32. Naylor LJ, Bakatselou V, Dressman JD. Comparison of the mechanism of dissolution of hydrocortisone in simple and mixed micelle systems. Pharm Res 1993:10:865-70.
33. Hoogevest PV. Review–an update on the use of oral phospholipid excipients. Eur J Pharm Sci 2017;108:1–12.
34. Khadra I, Zhou Z, Dunn C, Wilson CG, Halbert G. Statistical investigation of simulated intestinal fluid composition on the equilibrium solubility of biopharmaceutics classification system class II drugs. Eur J Pharm Sci 2015;67:65-75.
35. Zhou Z, Dunn C, Khadra I, Wilson CG, Halbert GW. Statistical investigation of simulated fed intestinal media composition on the equilibrium solubility of oral drugs. Eur J Pharm Sci 2017;99:95–104.
36. Shankland W. The equilibrium and structure of lecithin-cholate mixed micelles. Chem Phys Lipids 1970;4:109-30.
37. Magee GA, French J, Gibbon B, Luscombe C. Bile salt/lecithin mixed micelles optimized for the solubilization of a poorly soluble steroid molecule using statistical experimental design. Drug Dev Indus Pharm 2003;29:441-50.
38. Amidon GL, Choe SY, Vieira M, Oh DM. Solubility, intrinsic dissolution and solubilization: influence on absorption. In: Amidon GL, Robinson JR, Williams RL. Eds. Scientific foundations for regulating drug product quality, AAPS Press, Alexandria; 1997. p. 99-113.
39. Mithani SD, Bakatselou V, Tenhoor CN, Dressman JD. Estimation of the increase in solubility as a function of bile salt concentration. Pharm Res 1996;13:163-7.
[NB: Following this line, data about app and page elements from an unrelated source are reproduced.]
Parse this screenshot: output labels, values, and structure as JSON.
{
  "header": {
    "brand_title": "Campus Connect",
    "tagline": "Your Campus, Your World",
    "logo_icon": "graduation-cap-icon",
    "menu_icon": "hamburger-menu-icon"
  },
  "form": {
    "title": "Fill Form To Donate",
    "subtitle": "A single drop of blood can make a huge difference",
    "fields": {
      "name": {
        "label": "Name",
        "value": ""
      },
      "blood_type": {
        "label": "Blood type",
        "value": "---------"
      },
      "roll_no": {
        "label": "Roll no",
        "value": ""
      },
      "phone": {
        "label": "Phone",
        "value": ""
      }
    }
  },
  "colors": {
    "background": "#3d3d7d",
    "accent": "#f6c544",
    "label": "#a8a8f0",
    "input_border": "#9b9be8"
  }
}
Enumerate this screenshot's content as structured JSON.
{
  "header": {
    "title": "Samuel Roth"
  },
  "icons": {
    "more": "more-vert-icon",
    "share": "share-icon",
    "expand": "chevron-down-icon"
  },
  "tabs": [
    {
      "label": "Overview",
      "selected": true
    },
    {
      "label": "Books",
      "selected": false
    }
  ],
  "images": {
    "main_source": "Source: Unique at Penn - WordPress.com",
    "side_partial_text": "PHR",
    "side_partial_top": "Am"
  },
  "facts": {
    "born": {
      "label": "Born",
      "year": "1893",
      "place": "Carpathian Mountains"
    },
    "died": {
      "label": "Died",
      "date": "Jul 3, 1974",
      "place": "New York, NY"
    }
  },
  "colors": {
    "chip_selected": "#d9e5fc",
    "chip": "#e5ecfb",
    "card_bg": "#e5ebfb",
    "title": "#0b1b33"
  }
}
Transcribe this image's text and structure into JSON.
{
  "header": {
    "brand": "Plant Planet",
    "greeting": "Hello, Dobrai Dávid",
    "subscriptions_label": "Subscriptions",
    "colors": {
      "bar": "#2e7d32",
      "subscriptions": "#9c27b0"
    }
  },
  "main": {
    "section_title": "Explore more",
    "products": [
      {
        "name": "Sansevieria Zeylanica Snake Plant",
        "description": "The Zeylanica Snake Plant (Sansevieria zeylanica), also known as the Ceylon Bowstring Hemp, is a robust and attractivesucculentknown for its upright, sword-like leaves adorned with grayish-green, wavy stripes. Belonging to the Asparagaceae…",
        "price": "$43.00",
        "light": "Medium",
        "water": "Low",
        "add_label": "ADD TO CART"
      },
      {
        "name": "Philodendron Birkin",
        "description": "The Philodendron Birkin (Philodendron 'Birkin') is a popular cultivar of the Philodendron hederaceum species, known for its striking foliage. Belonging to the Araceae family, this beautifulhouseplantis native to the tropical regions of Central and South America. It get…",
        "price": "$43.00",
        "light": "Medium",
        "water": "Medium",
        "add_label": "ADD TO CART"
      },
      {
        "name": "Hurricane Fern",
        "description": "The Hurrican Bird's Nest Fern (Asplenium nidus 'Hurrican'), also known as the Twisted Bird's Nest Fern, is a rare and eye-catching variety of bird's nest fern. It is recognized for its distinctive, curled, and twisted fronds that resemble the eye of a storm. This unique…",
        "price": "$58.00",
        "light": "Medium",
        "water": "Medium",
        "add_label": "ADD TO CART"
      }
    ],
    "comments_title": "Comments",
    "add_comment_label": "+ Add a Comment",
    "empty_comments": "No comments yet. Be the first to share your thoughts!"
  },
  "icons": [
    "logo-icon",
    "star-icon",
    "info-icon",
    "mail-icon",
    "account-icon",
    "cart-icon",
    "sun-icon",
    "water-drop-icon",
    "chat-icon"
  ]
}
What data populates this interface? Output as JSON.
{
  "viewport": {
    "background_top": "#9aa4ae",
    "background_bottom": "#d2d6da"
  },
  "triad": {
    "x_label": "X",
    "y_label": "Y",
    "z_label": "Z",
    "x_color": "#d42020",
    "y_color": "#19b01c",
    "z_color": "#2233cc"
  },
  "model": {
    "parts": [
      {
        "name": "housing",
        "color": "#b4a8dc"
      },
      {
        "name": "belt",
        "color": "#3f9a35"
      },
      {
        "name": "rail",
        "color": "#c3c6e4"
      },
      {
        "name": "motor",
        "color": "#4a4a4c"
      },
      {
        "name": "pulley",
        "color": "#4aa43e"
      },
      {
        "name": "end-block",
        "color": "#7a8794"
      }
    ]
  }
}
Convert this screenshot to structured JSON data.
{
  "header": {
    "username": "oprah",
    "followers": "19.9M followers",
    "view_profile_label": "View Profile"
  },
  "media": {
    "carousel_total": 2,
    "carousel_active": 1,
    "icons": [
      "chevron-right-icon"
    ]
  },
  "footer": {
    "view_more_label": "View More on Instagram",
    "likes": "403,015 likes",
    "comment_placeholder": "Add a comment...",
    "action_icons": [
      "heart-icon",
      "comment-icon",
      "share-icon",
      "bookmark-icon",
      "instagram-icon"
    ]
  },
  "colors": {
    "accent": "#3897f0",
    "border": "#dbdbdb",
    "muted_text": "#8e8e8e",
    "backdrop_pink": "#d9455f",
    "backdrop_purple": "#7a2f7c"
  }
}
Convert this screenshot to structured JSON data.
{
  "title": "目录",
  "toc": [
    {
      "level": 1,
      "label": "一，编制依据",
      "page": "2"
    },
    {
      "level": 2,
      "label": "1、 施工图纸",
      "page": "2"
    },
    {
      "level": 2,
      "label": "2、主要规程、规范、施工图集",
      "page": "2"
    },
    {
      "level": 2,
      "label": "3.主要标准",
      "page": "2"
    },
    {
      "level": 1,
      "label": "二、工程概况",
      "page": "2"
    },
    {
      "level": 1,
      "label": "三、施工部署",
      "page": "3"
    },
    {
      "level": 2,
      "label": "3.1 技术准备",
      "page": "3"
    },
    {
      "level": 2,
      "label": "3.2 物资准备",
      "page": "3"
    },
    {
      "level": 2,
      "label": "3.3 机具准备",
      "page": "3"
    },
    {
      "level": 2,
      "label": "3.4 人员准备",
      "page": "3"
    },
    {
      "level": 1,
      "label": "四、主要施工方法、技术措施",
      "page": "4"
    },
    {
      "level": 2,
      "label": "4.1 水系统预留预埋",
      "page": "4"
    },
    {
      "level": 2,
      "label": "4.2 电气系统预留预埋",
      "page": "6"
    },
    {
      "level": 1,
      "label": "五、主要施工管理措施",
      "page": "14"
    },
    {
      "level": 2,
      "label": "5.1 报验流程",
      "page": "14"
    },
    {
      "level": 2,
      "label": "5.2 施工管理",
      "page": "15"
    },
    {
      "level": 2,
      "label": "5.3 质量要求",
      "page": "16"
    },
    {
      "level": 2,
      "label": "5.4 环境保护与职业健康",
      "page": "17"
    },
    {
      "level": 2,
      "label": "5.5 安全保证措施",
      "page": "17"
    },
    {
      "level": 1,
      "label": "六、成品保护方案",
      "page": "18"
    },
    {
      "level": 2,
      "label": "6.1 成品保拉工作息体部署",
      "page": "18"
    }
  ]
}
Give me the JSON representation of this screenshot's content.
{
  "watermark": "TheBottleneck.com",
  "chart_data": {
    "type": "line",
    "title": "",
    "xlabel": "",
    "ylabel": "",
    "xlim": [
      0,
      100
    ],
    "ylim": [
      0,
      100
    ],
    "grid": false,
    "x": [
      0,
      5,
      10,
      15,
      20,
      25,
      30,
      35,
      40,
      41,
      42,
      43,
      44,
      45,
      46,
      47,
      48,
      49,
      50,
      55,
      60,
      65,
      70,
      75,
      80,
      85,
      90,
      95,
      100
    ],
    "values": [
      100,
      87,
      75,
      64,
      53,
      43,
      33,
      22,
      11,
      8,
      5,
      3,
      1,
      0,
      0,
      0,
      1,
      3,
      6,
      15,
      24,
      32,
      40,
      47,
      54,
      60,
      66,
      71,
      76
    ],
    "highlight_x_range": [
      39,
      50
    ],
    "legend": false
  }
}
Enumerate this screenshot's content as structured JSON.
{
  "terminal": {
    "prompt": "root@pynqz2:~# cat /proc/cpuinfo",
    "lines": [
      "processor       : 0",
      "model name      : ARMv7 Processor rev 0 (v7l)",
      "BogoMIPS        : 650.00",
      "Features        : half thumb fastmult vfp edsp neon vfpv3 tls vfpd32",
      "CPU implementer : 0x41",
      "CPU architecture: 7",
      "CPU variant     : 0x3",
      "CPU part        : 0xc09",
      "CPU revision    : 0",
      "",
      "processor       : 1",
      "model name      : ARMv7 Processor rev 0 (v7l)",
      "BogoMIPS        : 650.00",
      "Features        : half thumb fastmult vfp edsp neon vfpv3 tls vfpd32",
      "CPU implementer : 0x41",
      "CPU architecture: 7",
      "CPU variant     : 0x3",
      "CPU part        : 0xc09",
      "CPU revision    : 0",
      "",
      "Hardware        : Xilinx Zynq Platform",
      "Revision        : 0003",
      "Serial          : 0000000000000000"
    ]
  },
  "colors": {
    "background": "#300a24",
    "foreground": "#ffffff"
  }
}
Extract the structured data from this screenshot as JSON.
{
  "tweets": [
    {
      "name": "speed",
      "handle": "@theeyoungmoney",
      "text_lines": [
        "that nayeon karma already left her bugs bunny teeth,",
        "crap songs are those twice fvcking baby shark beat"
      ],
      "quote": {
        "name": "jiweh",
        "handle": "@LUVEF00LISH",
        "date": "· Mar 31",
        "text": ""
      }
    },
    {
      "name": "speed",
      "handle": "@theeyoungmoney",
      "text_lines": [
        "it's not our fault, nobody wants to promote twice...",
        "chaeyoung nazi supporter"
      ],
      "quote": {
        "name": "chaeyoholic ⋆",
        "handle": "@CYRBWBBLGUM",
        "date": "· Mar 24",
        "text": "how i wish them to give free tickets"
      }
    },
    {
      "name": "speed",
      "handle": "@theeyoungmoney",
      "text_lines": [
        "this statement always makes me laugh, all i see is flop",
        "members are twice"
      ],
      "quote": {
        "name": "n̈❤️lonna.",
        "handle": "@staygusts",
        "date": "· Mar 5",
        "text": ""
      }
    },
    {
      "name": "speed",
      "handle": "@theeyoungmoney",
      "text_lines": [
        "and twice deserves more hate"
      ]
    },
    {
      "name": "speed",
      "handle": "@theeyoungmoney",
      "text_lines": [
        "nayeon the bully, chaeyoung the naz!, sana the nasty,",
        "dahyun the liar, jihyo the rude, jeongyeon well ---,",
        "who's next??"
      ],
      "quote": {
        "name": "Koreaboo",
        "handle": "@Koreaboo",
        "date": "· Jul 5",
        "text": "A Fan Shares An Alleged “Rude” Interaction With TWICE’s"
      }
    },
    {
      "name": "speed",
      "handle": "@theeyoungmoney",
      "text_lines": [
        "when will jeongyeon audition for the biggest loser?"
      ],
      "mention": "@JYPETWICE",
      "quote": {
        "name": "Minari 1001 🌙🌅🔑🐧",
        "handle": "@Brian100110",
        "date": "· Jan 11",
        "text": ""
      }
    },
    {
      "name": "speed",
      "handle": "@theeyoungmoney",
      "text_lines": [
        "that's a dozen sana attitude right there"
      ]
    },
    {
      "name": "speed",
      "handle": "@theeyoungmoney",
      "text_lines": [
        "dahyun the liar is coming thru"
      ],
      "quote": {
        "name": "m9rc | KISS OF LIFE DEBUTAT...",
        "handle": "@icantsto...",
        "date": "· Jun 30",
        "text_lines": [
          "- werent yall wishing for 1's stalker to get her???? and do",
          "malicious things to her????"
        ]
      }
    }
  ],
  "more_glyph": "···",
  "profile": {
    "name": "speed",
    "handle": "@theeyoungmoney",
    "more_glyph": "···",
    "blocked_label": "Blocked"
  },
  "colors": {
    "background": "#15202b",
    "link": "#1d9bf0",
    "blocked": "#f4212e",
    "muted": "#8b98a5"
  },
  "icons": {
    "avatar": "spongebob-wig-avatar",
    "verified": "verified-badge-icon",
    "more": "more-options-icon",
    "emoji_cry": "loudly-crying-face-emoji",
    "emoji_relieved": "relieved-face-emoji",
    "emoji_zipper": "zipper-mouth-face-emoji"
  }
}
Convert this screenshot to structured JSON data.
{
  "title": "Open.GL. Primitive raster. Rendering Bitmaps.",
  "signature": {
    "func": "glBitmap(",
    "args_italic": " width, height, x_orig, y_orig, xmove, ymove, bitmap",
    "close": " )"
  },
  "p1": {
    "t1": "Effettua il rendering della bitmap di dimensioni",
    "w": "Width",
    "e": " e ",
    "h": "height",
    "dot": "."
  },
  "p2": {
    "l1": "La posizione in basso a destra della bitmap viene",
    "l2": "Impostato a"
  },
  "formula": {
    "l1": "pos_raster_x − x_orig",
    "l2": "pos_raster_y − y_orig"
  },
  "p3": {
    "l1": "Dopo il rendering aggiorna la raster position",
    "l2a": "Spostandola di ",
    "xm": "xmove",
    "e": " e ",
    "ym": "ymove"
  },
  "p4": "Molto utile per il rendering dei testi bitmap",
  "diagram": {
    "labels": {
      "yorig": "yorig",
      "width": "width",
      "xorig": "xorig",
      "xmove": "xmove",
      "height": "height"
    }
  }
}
40. Solomon LJ, Embleton JK, Pouton CW. Solubilization of steroidal compounds by mixed bile salt/lecithin micelles. Eur Symposium: Formulation Poorly-Available Drugs For Oral Administration 1996;2:219-22.
41. Miyazaki S, Yamahira T, Morimota Y, Nadia T. Micellar interaction of indomethacin and phenylbutazone with bile salts. Int J Pharm 1981;8:303-10.
42. Trull AK, Tan KKC, Uttridge J, Bauer R, Alexander G, Jamieson NV. Cyclosporine absorption from microemulsion formulation in liver transplant recipient. Lancet 1993;341:433.
43. Charman WN, Rogge MC, Boddy AW, Barr WH, Berger BM. Absorption of danazol after administration to different sites of the gastrointestinal tract and the relationship to single and double peak phenomena in the plasma profiles. J Clin Pharmacol 1993;33:1207-13.
59 Views | 80 Downloads
How to Cite
Hasan, N. (2019). EFFECT OF PHYSICOCHEMICAL PROPERTIES OF EMULSIONS FORMED BY SELF-EMULSIFYING DRUG DELIVERY SYSTEMS (SEDDS) ON THE SOLUBILIZATION STATE OF DRUG: IN VITRO STUDY. International Journal of Applied Pharmaceutics, 11(1), 61-73. https://doi.org/10.22159/ijap.2019v11i1.28664
Original Article(s)